Teenagers interested in working a summer job will get a boost with a newly created youth employment program.
Applications for the Summer Youth Employment Initiative are being accepted on the city of Goldsboro's website, and at least 50 jobs will be available for teens between the ages of 14 and 18. Teens need to be city residents to qualify.
The application deadline is May 1, and a mandatory information session for interested applicants will be on April 25, from 6 to 8 p.m., in the Moffatt Auditorium at Wayne Community College.
"The Summer Youth Employment Initiative gives youth the opportunity to cultivate meaningful career-development skills needed to become influential people in their communities while earning a living," said Shycole Simpson-Carter, Goldsboro community relations director. "This pilot program will also aid youth in identifying their strengths and personal potential, while at the same time increasing confidence and developing a sense of personal urgency for their own future."
The jobs will pay between $7.25 and $8.25 an hour and teens will work between 20 and 25 hours a week. The city of Goldsboro plans to pay for part of the program and could spend upwards of $45,000 to hire 28 part-time workers, including 26 youth, two counselors, equipment and supplies.
An estimated 30 additional jobs are expected through federally funded programs through the Goldsboro Housing Authority and Wayne Community College. WCC is being assisted by the N.C. Works Career Center.
The first-of-its-kind program was developed through a collaborative effort of the city's Community Relations Department, GHA and WCC.
The three groups were pursuing similar programs and decided to partner to strengthen their efforts, said Jacqueline Kannan, GHA public information officer.
"This initiative is designed to show our youth what it means to have a job, take on some responsibility, and encourage upward mobility," said Anthony Goodson Jr., GHA chief executive officer. "It is a great example of how our community can creatively address issues related to crime and poverty, by providing these opportunities to our youth."
The summer youth job program includes the hiring of teenagers who will work temporary jobs for six weeks. Two, six-week job opportunities are available with youth working either May 29 through July 7 or July 10 though Aug. 18.
A variety of jobs will be available and application reviews will lead to fitting teens into jobs that best match their skills, interests and abilities, Simpson-Carter said.
The jobs can include working at park and recreation facilities, performing office work or assisting with GHA programs or other jobs needed at area nonprofits or a handful of small businesses which are partnering as work-approved sites, Kannan said.
The program will also incorporate other learning opportunities, including trips to enhance learning and basic personal skill training to help youth succeed in the workplace.
The additional training will help address employer concerns about workers lacking basic customer-service skills, said Michele Wiggins, GHA Jobs Plus director.
"Workforce readiness cannot begin too early," Wiggins said. "This collaboration is a wonderful benefit to our youth, and in the future, it will translate to a benefit for local employers and the community at large."
Some WCC job opportunities may be available for older youth, above the age of 18, who live in the county, said Renita Dawson, WCC associate vice president of Continuing Education Services.

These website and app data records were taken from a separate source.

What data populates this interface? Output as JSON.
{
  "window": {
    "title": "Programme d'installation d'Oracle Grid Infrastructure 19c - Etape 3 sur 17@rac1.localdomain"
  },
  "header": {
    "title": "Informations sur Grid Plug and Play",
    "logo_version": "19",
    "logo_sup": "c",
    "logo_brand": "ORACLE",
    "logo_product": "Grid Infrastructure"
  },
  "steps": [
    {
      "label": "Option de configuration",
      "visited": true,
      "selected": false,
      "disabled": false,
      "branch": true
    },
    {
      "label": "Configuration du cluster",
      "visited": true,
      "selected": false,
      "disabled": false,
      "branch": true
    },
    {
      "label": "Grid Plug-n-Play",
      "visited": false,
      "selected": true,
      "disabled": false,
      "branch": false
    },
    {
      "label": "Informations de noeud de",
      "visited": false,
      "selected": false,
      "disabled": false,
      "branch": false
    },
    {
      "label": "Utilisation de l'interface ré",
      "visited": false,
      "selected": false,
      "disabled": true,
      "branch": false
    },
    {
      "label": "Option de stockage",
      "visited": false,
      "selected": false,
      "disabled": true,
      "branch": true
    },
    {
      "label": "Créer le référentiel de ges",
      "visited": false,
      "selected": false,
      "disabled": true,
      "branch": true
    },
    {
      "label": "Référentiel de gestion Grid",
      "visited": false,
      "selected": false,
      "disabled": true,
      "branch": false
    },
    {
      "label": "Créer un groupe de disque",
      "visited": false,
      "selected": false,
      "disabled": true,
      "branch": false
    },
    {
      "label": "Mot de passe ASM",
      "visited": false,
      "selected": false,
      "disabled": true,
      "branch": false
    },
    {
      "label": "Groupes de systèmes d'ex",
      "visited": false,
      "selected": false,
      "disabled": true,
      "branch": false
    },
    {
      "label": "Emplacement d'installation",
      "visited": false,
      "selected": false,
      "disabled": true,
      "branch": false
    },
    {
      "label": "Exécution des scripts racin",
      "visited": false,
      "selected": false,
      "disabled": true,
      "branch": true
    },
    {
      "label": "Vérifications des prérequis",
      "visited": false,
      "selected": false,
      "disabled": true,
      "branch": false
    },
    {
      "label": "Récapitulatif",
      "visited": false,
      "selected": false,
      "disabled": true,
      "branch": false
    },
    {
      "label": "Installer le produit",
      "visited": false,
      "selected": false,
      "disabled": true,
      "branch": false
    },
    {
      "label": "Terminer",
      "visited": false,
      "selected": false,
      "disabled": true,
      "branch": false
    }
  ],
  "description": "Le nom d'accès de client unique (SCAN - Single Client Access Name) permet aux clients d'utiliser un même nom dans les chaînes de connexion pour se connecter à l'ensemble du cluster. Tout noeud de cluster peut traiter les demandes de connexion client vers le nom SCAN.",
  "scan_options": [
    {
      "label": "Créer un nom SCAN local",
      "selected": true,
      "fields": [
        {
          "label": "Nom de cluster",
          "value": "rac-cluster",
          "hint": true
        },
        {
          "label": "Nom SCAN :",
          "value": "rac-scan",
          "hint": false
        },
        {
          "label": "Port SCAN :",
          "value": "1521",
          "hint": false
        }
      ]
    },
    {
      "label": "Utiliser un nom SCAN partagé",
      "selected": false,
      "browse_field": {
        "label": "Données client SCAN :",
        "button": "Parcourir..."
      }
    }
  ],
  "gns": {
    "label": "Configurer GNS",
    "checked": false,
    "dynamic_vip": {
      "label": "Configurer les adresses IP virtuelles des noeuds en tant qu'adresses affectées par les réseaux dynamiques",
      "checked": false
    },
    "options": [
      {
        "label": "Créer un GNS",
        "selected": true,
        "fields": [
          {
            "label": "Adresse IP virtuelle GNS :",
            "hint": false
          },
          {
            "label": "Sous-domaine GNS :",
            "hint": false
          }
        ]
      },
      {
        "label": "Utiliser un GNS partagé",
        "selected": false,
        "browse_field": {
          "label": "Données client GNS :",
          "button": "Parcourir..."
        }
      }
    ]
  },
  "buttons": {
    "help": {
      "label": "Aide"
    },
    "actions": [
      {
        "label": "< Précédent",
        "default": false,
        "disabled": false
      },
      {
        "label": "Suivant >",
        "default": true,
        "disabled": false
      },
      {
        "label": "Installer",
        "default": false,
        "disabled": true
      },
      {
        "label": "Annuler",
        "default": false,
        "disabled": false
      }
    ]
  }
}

"A great number of adults in our community gained their first work experiences in the summer through these workforce development programs years ago," Dawson said. "This initiative is a great way to expose this generation to similar experiences and give them a great foundation of work skills."
Applicants under the age of 18 will need a work permit, which can be secured at the Wayne County Health Department or on the N.C. Department of Labor website. The program is also open to youth who are not currently attending school.
Employees are responsible for their own transportation to work. Transportation from one job site to another will be provided.
Mayor Chuck Allen is hopeful that the program will expand and provide additional jobs in future years.
"I think there are kids that need something to do in the summer," Allen said. "It's a great opportunity for the children in our community to start entering the job market. It makes our community better."